> **Data for this exercise**:
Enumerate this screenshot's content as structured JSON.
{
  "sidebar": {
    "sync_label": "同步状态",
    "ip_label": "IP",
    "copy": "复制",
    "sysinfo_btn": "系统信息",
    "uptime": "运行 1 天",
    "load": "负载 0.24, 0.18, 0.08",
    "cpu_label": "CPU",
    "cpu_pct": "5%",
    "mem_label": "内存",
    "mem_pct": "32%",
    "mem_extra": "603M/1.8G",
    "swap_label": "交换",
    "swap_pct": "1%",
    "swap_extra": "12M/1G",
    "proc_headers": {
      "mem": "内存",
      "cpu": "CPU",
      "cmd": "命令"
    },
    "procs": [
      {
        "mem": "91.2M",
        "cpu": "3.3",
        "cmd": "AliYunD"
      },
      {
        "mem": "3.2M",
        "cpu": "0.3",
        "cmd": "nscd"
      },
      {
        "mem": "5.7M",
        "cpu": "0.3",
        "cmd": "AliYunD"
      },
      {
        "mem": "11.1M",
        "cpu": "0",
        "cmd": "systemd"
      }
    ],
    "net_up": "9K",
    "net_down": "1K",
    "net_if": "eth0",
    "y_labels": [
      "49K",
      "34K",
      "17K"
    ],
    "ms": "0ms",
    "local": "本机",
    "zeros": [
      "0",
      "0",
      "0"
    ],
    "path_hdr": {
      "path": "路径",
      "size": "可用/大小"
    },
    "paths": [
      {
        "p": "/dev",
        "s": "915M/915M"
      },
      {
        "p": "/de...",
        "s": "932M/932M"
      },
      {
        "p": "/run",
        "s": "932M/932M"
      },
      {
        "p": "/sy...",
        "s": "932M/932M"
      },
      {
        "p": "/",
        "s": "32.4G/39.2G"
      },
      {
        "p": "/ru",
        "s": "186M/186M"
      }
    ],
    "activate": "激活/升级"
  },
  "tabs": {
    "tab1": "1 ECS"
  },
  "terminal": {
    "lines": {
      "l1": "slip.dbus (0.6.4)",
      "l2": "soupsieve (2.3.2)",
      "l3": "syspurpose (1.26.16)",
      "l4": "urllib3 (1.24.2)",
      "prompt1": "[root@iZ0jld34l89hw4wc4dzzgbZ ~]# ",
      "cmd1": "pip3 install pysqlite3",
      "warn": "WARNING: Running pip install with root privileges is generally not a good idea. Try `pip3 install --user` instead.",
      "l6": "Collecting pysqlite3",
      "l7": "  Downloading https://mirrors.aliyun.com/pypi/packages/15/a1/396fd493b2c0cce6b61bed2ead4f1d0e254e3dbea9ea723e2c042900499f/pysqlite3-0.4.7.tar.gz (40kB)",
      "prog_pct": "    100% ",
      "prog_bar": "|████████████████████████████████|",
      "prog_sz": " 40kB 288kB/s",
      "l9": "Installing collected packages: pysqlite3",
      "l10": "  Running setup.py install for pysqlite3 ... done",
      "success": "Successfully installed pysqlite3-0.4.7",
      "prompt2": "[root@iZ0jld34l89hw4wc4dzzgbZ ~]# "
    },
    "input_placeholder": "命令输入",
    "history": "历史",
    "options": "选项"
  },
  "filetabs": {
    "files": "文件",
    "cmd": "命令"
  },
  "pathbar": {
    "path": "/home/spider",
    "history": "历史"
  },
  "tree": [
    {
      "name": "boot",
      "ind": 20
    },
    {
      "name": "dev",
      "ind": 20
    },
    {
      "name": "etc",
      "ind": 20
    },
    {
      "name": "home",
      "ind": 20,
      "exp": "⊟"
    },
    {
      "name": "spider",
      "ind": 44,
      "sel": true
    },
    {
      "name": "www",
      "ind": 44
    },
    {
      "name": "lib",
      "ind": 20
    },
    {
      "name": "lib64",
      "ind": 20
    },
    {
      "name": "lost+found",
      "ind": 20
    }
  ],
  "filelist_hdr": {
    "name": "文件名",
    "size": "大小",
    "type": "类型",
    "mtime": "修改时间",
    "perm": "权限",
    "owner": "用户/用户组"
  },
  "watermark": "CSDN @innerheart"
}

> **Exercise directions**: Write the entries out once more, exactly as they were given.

> **Answer for the task**:
Enumerate this screenshot's content as structured JSON.
{
  "sidebar": {
    "sync_label": "同步状态",
    "ip_label": "IP",
    "copy": "复制",
    "sysinfo_btn": "系统信息",
    "uptime": "运行 1 天",
    "load": "负载 0.24, 0.18, 0.08",
    "cpu_label": "CPU",
    "cpu_pct": "5%",
    "mem_label": "内存",
    "mem_pct": "32%",
    "mem_extra": "603M/1.8G",
    "swap_label": "交换",
    "swap_pct": "1%",
    "swap_extra": "12M/1G",
    "proc_headers": {
      "mem": "内存",
      "cpu": "CPU",
      "cmd": "命令"
    },
    "procs": [
      {
        "mem": "91.2M",
        "cpu": "3.3",
        "cmd": "AliYunD"
      },
      {
        "mem": "3.2M",
        "cpu": "0.3",
        "cmd": "nscd"
      },
      {
        "mem": "5.7M",
        "cpu": "0.3",
        "cmd": "AliYunD"
      },
      {
        "mem": "11.1M",
        "cpu": "0",
        "cmd": "systemd"
      }
    ],
    "net_up": "9K",
    "net_down": "1K",
    "net_if": "eth0",
    "y_labels": [
      "49K",
      "34K",
      "17K"
    ],
    "ms": "0ms",
    "local": "本机",
    "zeros": [
      "0",
      "0",
      "0"
    ],
    "path_hdr": {
      "path": "路径",
      "size": "可用/大小"
    },
    "paths": [
      {
        "p": "/dev",
        "s": "915M/915M"
      },
      {
        "p": "/de...",
        "s": "932M/932M"
      },
      {
        "p": "/run",
        "s": "932M/932M"
      },
      {
        "p": "/sy...",
        "s": "932M/932M"
      },
      {
        "p": "/",
        "s": "32.4G/39.2G"
      },
      {
        "p": "/ru",
        "s": "186M/186M"
      }
    ],
    "activate": "激活/升级"
  },
  "tabs": {
    "tab1": "1 ECS"
  },
  "terminal": {
    "lines": {
      "l1": "slip.dbus (0.6.4)",
      "l2": "soupsieve (2.3.2)",
      "l3": "syspurpose (1.26.16)",
      "l4": "urllib3 (1.24.2)",
      "prompt1": "[root@iZ0jld34l89hw4wc4dzzgbZ ~]# ",
      "cmd1": "pip3 install pysqlite3",
      "warn": "WARNING: Running pip install with root privileges is generally not a good idea. Try `pip3 install --user` instead.",
      "l6": "Collecting pysqlite3",
      "l7": "  Downloading https://mirrors.aliyun.com/pypi/packages/15/a1/396fd493b2c0cce6b61bed2ead4f1d0e254e3dbea9ea723e2c042900499f/pysqlite3-0.4.7.tar.gz (40kB)",
      "prog_pct": "    100% ",
      "prog_bar": "|████████████████████████████████|",
      "prog_sz": " 40kB 288kB/s",
      "l9": "Installing collected packages: pysqlite3",
      "l10": "  Running setup.py install for pysqlite3 ... done",
      "success": "Successfully installed pysqlite3-0.4.7",
      "prompt2": "[root@iZ0jld34l89hw4wc4dzzgbZ ~]# "
    },
    "input_placeholder": "命令输入",
    "history": "历史",
    "options": "选项"
  },
  "filetabs": {
    "files": "文件",
    "cmd": "命令"
  },
  "pathbar": {
    "path": "/home/spider",
    "history": "历史"
  },
  "tree": [
    {
      "name": "boot",
      "ind": 20
    },
    {
      "name": "dev",
      "ind": 20
    },
    {
      "name": "etc",
      "ind": 20
    },
    {
      "name": "home",
      "ind": 20,
      "exp": "⊟"
    },
    {
      "name": "spider",
      "ind": 44,
      "sel": true
    },
    {
      "name": "www",
      "ind": 44
    },
    {
      "name": "lib",
      "ind": 20
    },
    {
      "name": "lib64",
      "ind": 20
    },
    {
      "name": "lost+found",
      "ind": 20
    }
  ],
  "filelist_hdr": {
    "name": "文件名",
    "size": "大小",
    "type": "类型",
    "mtime": "修改时间",
    "perm": "权限",
    "owner": "用户/用户组"
  },
  "watermark": "CSDN @innerheart"
}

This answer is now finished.